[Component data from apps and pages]
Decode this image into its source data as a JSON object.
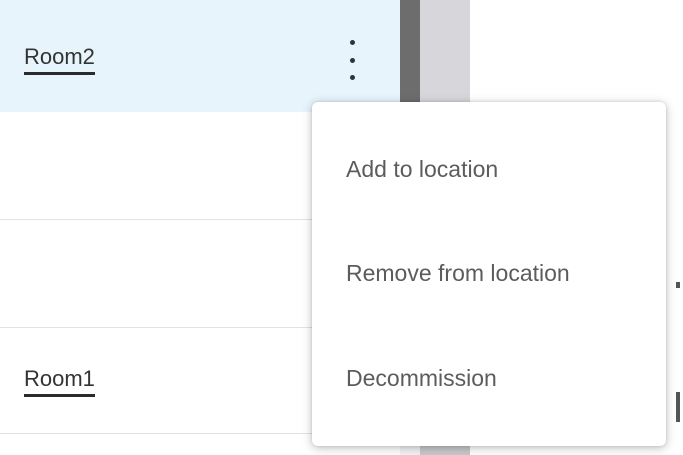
{
  "list": {
    "rows": [
      {
        "label": "Room2",
        "selected": true
      },
      {
        "label": ""
      },
      {
        "label": ""
      },
      {
        "label": "Room1"
      }
    ],
    "more_options_icon": "kebab-vertical-icon"
  },
  "context_menu": {
    "items": [
      {
        "label": "Add to location"
      },
      {
        "label": "Remove from location"
      },
      {
        "label": "Decommission"
      }
    ]
  },
  "colors": {
    "selected_row_bg": "#e8f4fc",
    "menu_text": "#5c5c5c",
    "row_text": "#333333",
    "divider": "#e2e2e2"
  }
}
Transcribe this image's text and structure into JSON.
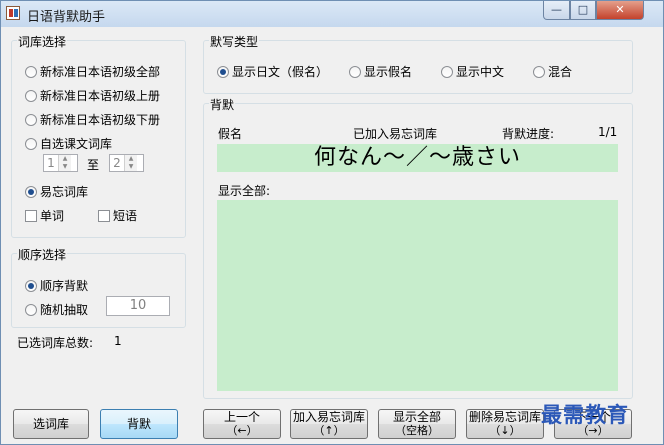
{
  "window": {
    "title": "日语背默助手"
  },
  "titlebar_buttons": {
    "minimize": "—",
    "maximize": "□",
    "close": "✕"
  },
  "library": {
    "title": "词库选择",
    "options": [
      {
        "label": "新标准日本语初级全部",
        "selected": false
      },
      {
        "label": "新标准日本语初级上册",
        "selected": false
      },
      {
        "label": "新标准日本语初级下册",
        "selected": false
      },
      {
        "label": "自选课文词库",
        "selected": false
      }
    ],
    "range_from": "1",
    "range_to_label": "至",
    "range_to": "2",
    "forget_option": {
      "label": "易忘词库",
      "selected": true
    },
    "check_word": "单词",
    "check_phrase": "短语"
  },
  "order": {
    "title": "顺序选择",
    "sequential": "顺序背默",
    "random": "随机抽取",
    "random_count": "10"
  },
  "total": {
    "label": "已选词库总数:",
    "value": "1"
  },
  "dictation": {
    "title": "默写类型",
    "options": [
      {
        "label": "显示日文（假名）",
        "selected": true
      },
      {
        "label": "显示假名",
        "selected": false
      },
      {
        "label": "显示中文",
        "selected": false
      },
      {
        "label": "混合",
        "selected": false
      }
    ]
  },
  "recite": {
    "title": "背默",
    "kana_label": "假名",
    "added_status": "已加入易忘词库",
    "progress_label": "背默进度:",
    "progress_value": "1/1",
    "current_word": "何なん～／～歳さい",
    "show_all_label": "显示全部:"
  },
  "buttons": {
    "select_library": "选词库",
    "recite": "背默",
    "prev": {
      "label": "上一个",
      "hint": "（←）"
    },
    "add_forget": {
      "label": "加入易忘词库",
      "hint": "（↑）"
    },
    "show_all": {
      "label": "显示全部",
      "hint": "（空格）"
    },
    "remove_forget": {
      "label": "删除易忘词库",
      "hint": "（↓）"
    },
    "next": {
      "label": "下一个",
      "hint": "（→）"
    }
  },
  "watermark": "最需教育",
  "colors": {
    "answer_bg": "#c7edcc",
    "focus_border": "#3c7fb1"
  }
}
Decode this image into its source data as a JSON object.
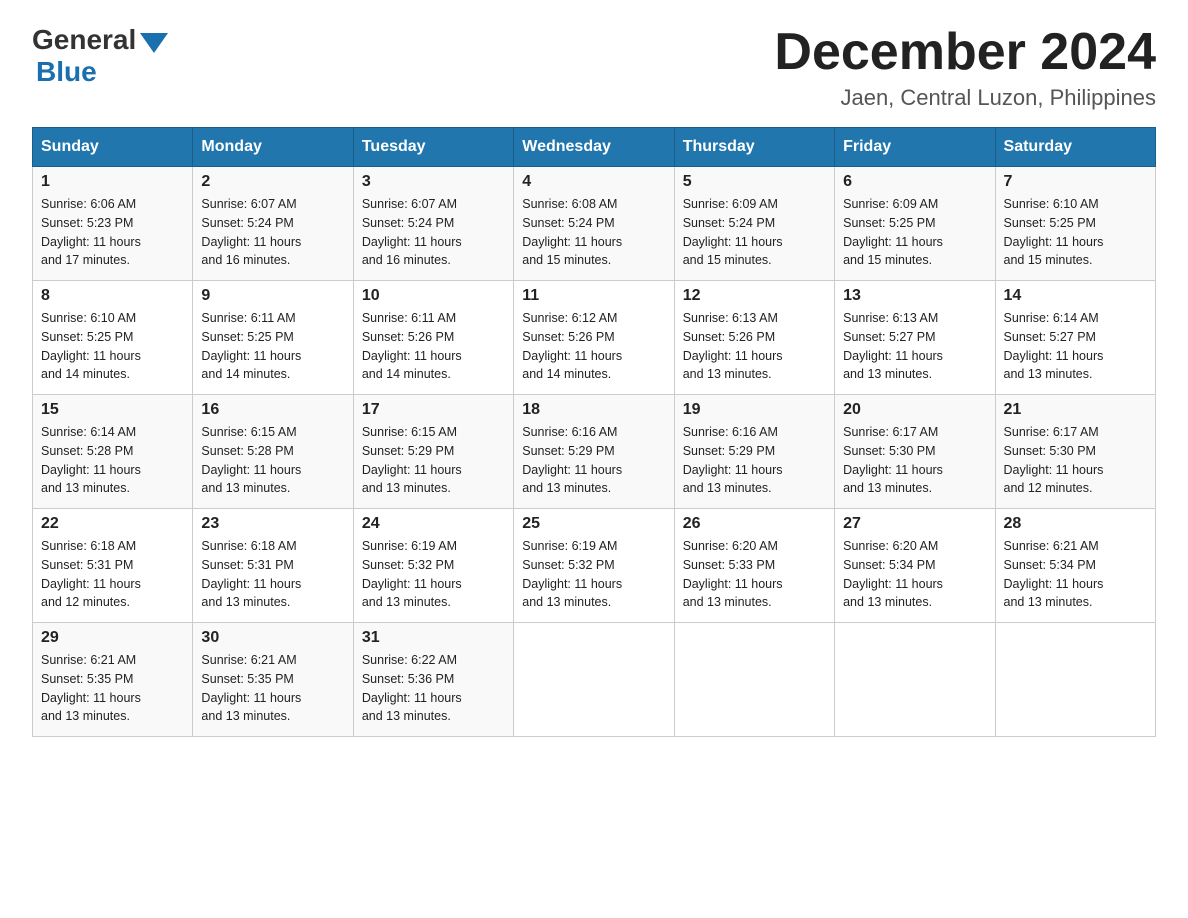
{
  "header": {
    "logo_general": "General",
    "logo_blue": "Blue",
    "month_year": "December 2024",
    "location": "Jaen, Central Luzon, Philippines"
  },
  "days_of_week": [
    "Sunday",
    "Monday",
    "Tuesday",
    "Wednesday",
    "Thursday",
    "Friday",
    "Saturday"
  ],
  "weeks": [
    [
      {
        "day": "1",
        "sunrise": "6:06 AM",
        "sunset": "5:23 PM",
        "daylight": "11 hours and 17 minutes."
      },
      {
        "day": "2",
        "sunrise": "6:07 AM",
        "sunset": "5:24 PM",
        "daylight": "11 hours and 16 minutes."
      },
      {
        "day": "3",
        "sunrise": "6:07 AM",
        "sunset": "5:24 PM",
        "daylight": "11 hours and 16 minutes."
      },
      {
        "day": "4",
        "sunrise": "6:08 AM",
        "sunset": "5:24 PM",
        "daylight": "11 hours and 15 minutes."
      },
      {
        "day": "5",
        "sunrise": "6:09 AM",
        "sunset": "5:24 PM",
        "daylight": "11 hours and 15 minutes."
      },
      {
        "day": "6",
        "sunrise": "6:09 AM",
        "sunset": "5:25 PM",
        "daylight": "11 hours and 15 minutes."
      },
      {
        "day": "7",
        "sunrise": "6:10 AM",
        "sunset": "5:25 PM",
        "daylight": "11 hours and 15 minutes."
      }
    ],
    [
      {
        "day": "8",
        "sunrise": "6:10 AM",
        "sunset": "5:25 PM",
        "daylight": "11 hours and 14 minutes."
      },
      {
        "day": "9",
        "sunrise": "6:11 AM",
        "sunset": "5:25 PM",
        "daylight": "11 hours and 14 minutes."
      },
      {
        "day": "10",
        "sunrise": "6:11 AM",
        "sunset": "5:26 PM",
        "daylight": "11 hours and 14 minutes."
      },
      {
        "day": "11",
        "sunrise": "6:12 AM",
        "sunset": "5:26 PM",
        "daylight": "11 hours and 14 minutes."
      },
      {
        "day": "12",
        "sunrise": "6:13 AM",
        "sunset": "5:26 PM",
        "daylight": "11 hours and 13 minutes."
      },
      {
        "day": "13",
        "sunrise": "6:13 AM",
        "sunset": "5:27 PM",
        "daylight": "11 hours and 13 minutes."
      },
      {
        "day": "14",
        "sunrise": "6:14 AM",
        "sunset": "5:27 PM",
        "daylight": "11 hours and 13 minutes."
      }
    ],
    [
      {
        "day": "15",
        "sunrise": "6:14 AM",
        "sunset": "5:28 PM",
        "daylight": "11 hours and 13 minutes."
      },
      {
        "day": "16",
        "sunrise": "6:15 AM",
        "sunset": "5:28 PM",
        "daylight": "11 hours and 13 minutes."
      },
      {
        "day": "17",
        "sunrise": "6:15 AM",
        "sunset": "5:29 PM",
        "daylight": "11 hours and 13 minutes."
      },
      {
        "day": "18",
        "sunrise": "6:16 AM",
        "sunset": "5:29 PM",
        "daylight": "11 hours and 13 minutes."
      },
      {
        "day": "19",
        "sunrise": "6:16 AM",
        "sunset": "5:29 PM",
        "daylight": "11 hours and 13 minutes."
      },
      {
        "day": "20",
        "sunrise": "6:17 AM",
        "sunset": "5:30 PM",
        "daylight": "11 hours and 13 minutes."
      },
      {
        "day": "21",
        "sunrise": "6:17 AM",
        "sunset": "5:30 PM",
        "daylight": "11 hours and 12 minutes."
      }
    ],
    [
      {
        "day": "22",
        "sunrise": "6:18 AM",
        "sunset": "5:31 PM",
        "daylight": "11 hours and 12 minutes."
      },
      {
        "day": "23",
        "sunrise": "6:18 AM",
        "sunset": "5:31 PM",
        "daylight": "11 hours and 13 minutes."
      },
      {
        "day": "24",
        "sunrise": "6:19 AM",
        "sunset": "5:32 PM",
        "daylight": "11 hours and 13 minutes."
      },
      {
        "day": "25",
        "sunrise": "6:19 AM",
        "sunset": "5:32 PM",
        "daylight": "11 hours and 13 minutes."
      },
      {
        "day": "26",
        "sunrise": "6:20 AM",
        "sunset": "5:33 PM",
        "daylight": "11 hours and 13 minutes."
      },
      {
        "day": "27",
        "sunrise": "6:20 AM",
        "sunset": "5:34 PM",
        "daylight": "11 hours and 13 minutes."
      },
      {
        "day": "28",
        "sunrise": "6:21 AM",
        "sunset": "5:34 PM",
        "daylight": "11 hours and 13 minutes."
      }
    ],
    [
      {
        "day": "29",
        "sunrise": "6:21 AM",
        "sunset": "5:35 PM",
        "daylight": "11 hours and 13 minutes."
      },
      {
        "day": "30",
        "sunrise": "6:21 AM",
        "sunset": "5:35 PM",
        "daylight": "11 hours and 13 minutes."
      },
      {
        "day": "31",
        "sunrise": "6:22 AM",
        "sunset": "5:36 PM",
        "daylight": "11 hours and 13 minutes."
      },
      null,
      null,
      null,
      null
    ]
  ],
  "labels": {
    "sunrise": "Sunrise:",
    "sunset": "Sunset:",
    "daylight": "Daylight:"
  }
}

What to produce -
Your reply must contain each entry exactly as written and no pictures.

Exercise result -
Decode this image into its source data as a JSON object.
{
  "list": {
    "rows": [
      {
        "label": "Room2",
        "selected": true
      },
      {
        "label": ""
      },
      {
        "label": ""
      },
      {
        "label": "Room1"
      }
    ],
    "more_options_icon": "kebab-vertical-icon"
  },
  "context_menu": {
    "items": [
      {
        "label": "Add to location"
      },
      {
        "label": "Remove from location"
      },
      {
        "label": "Decommission"
      }
    ]
  },
  "colors": {
    "selected_row_bg": "#e8f4fc",
    "menu_text": "#5c5c5c",
    "row_text": "#333333",
    "divider": "#e2e2e2"
  }
}
Transcribe this image's text and structure into JSON.
{
  "window": {
    "title": "日语背默助手"
  },
  "titlebar_buttons": {
    "minimize": "—",
    "maximize": "□",
    "close": "✕"
  },
  "library": {
    "title": "词库选择",
    "options": [
      {
        "label": "新标准日本语初级全部",
        "selected": false
      },
      {
        "label": "新标准日本语初级上册",
        "selected": false
      },
      {
        "label": "新标准日本语初级下册",
        "selected": false
      },
      {
        "label": "自选课文词库",
        "selected": false
      }
    ],
    "range_from": "1",
    "range_to_label": "至",
    "range_to": "2",
    "forget_option": {
      "label": "易忘词库",
      "selected": true
    },
    "check_word": "单词",
    "check_phrase": "短语"
  },
  "order": {
    "title": "顺序选择",
    "sequential": "顺序背默",
    "random": "随机抽取",
    "random_count": "10"
  },
  "total": {
    "label": "已选词库总数:",
    "value": "1"
  },
  "dictation": {
    "title": "默写类型",
    "options": [
      {
        "label": "显示日文（假名）",
        "selected": true
      },
      {
        "label": "显示假名",
        "selected": false
      },
      {
        "label": "显示中文",
        "selected": false
      },
      {
        "label": "混合",
        "selected": false
      }
    ]
  },
  "recite": {
    "title": "背默",
    "kana_label": "假名",
    "added_status": "已加入易忘词库",
    "progress_label": "背默进度:",
    "progress_value": "1/1",
    "current_word": "何なん～／～歳さい",
    "show_all_label": "显示全部:"
  },
  "buttons": {
    "select_library": "选词库",
    "recite": "背默",
    "prev": {
      "label": "上一个",
      "hint": "（←）"
    },
    "add_forget": {
      "label": "加入易忘词库",
      "hint": "（↑）"
    },
    "show_all": {
      "label": "显示全部",
      "hint": "（空格）"
    },
    "remove_forget": {
      "label": "删除易忘词库",
      "hint": "（↓）"
    },
    "next": {
      "label": "下一个",
      "hint": "（→）"
    }
  },
  "watermark": "最需教育",
  "colors": {
    "answer_bg": "#c7edcc",
    "focus_border": "#3c7fb1"
  }
}
Decode this image into its source data as a JSON object.
{
  "header": {
    "logo_general": "General",
    "logo_blue": "Blue",
    "month_year": "December 2024",
    "location": "Jaen, Central Luzon, Philippines"
  },
  "days_of_week": [
    "Sunday",
    "Monday",
    "Tuesday",
    "Wednesday",
    "Thursday",
    "Friday",
    "Saturday"
  ],
  "weeks": [
    [
      {
        "day": "1",
        "sunrise": "6:06 AM",
        "sunset": "5:23 PM",
        "daylight": "11 hours and 17 minutes."
      },
      {
        "day": "2",
        "sunrise": "6:07 AM",
        "sunset": "5:24 PM",
        "daylight": "11 hours and 16 minutes."
      },
      {
        "day": "3",
        "sunrise": "6:07 AM",
        "sunset": "5:24 PM",
        "daylight": "11 hours and 16 minutes."
      },
      {
        "day": "4",
        "sunrise": "6:08 AM",
        "sunset": "5:24 PM",
        "daylight": "11 hours and 15 minutes."
      },
      {
        "day": "5",
        "sunrise": "6:09 AM",
        "sunset": "5:24 PM",
        "daylight": "11 hours and 15 minutes."
      },
      {
        "day": "6",
        "sunrise": "6:09 AM",
        "sunset": "5:25 PM",
        "daylight": "11 hours and 15 minutes."
      },
      {
        "day": "7",
        "sunrise": "6:10 AM",
        "sunset": "5:25 PM",
        "daylight": "11 hours and 15 minutes."
      }
    ],
    [
      {
        "day": "8",
        "sunrise": "6:10 AM",
        "sunset": "5:25 PM",
        "daylight": "11 hours and 14 minutes."
      },
      {
        "day": "9",
        "sunrise": "6:11 AM",
        "sunset": "5:25 PM",
        "daylight": "11 hours and 14 minutes."
      },
      {
        "day": "10",
        "sunrise": "6:11 AM",
        "sunset": "5:26 PM",
        "daylight": "11 hours and 14 minutes."
      },
      {
        "day": "11",
        "sunrise": "6:12 AM",
        "sunset": "5:26 PM",
        "daylight": "11 hours and 14 minutes."
      },
      {
        "day": "12",
        "sunrise": "6:13 AM",
        "sunset": "5:26 PM",
        "daylight": "11 hours and 13 minutes."
      },
      {
        "day": "13",
        "sunrise": "6:13 AM",
        "sunset": "5:27 PM",
        "daylight": "11 hours and 13 minutes."
      },
      {
        "day": "14",
        "sunrise": "6:14 AM",
        "sunset": "5:27 PM",
        "daylight": "11 hours and 13 minutes."
      }
    ],
    [
      {
        "day": "15",
        "sunrise": "6:14 AM",
        "sunset": "5:28 PM",
        "daylight": "11 hours and 13 minutes."
      },
      {
        "day": "16",
        "sunrise": "6:15 AM",
        "sunset": "5:28 PM",
        "daylight": "11 hours and 13 minutes."
      },
      {
        "day": "17",
        "sunrise": "6:15 AM",
        "sunset": "5:29 PM",
        "daylight": "11 hours and 13 minutes."
      },
      {
        "day": "18",
        "sunrise": "6:16 AM",
        "sunset": "5:29 PM",
        "daylight": "11 hours and 13 minutes."
      },
      {
        "day": "19",
        "sunrise": "6:16 AM",
        "sunset": "5:29 PM",
        "daylight": "11 hours and 13 minutes."
      },
      {
        "day": "20",
        "sunrise": "6:17 AM",
        "sunset": "5:30 PM",
        "daylight": "11 hours and 13 minutes."
      },
      {
        "day": "21",
        "sunrise": "6:17 AM",
        "sunset": "5:30 PM",
        "daylight": "11 hours and 12 minutes."
      }
    ],
    [
      {
        "day": "22",
        "sunrise": "6:18 AM",
        "sunset": "5:31 PM",
        "daylight": "11 hours and 12 minutes."
      },
      {
        "day": "23",
        "sunrise": "6:18 AM",
        "sunset": "5:31 PM",
        "daylight": "11 hours and 13 minutes."
      },
      {
        "day": "24",
        "sunrise": "6:19 AM",
        "sunset": "5:32 PM",
        "daylight": "11 hours and 13 minutes."
      },
      {
        "day": "25",
        "sunrise": "6:19 AM",
        "sunset": "5:32 PM",
        "daylight": "11 hours and 13 minutes."
      },
      {
        "day": "26",
        "sunrise": "6:20 AM",
        "sunset": "5:33 PM",
        "daylight": "11 hours and 13 minutes."
      },
      {
        "day": "27",
        "sunrise": "6:20 AM",
        "sunset": "5:34 PM",
        "daylight": "11 hours and 13 minutes."
      },
      {
        "day": "28",
        "sunrise": "6:21 AM",
        "sunset": "5:34 PM",
        "daylight": "11 hours and 13 minutes."
      }
    ],
    [
      {
        "day": "29",
        "sunrise": "6:21 AM",
        "sunset": "5:35 PM",
        "daylight": "11 hours and 13 minutes."
      },
      {
        "day": "30",
        "sunrise": "6:21 AM",
        "sunset": "5:35 PM",
        "daylight": "11 hours and 13 minutes."
      },
      {
        "day": "31",
        "sunrise": "6:22 AM",
        "sunset": "5:36 PM",
        "daylight": "11 hours and 13 minutes."
      },
      null,
      null,
      null,
      null
    ]
  ],
  "labels": {
    "sunrise": "Sunrise:",
    "sunset": "Sunset:",
    "daylight": "Daylight:"
  }
}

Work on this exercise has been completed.